* [ACTIVITY]: Scan the records below, and wherever a line has the word "this", pull it out.

[Records from a data source]
"""
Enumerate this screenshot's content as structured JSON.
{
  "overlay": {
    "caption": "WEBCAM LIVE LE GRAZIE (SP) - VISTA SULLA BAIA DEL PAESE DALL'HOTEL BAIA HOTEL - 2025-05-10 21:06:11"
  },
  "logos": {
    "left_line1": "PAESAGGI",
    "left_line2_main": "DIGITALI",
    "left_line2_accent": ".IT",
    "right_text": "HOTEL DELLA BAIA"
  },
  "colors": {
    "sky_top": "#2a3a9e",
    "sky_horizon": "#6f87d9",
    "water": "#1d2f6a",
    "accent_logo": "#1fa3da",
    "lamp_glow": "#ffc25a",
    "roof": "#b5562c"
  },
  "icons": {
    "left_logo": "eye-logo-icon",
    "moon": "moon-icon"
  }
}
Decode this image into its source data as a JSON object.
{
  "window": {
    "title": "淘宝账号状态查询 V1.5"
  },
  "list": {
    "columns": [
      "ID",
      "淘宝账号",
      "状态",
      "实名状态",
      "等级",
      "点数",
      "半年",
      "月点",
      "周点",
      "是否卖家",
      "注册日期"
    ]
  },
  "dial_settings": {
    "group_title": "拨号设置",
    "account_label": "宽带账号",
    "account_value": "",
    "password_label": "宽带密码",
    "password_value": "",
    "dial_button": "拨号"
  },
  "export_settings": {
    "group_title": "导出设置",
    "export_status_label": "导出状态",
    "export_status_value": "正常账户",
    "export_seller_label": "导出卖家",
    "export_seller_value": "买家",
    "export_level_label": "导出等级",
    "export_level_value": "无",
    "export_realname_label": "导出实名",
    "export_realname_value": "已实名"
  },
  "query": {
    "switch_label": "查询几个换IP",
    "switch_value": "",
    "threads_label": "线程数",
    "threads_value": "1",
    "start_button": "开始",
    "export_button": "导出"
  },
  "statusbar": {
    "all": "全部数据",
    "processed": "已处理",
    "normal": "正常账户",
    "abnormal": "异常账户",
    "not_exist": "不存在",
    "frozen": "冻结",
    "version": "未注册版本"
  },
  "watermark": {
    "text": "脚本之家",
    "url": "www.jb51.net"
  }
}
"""
* [TASK ANSWER]:
Enumerate this screenshot's content as structured JSON.
Decode this image into its source data as a JSON object.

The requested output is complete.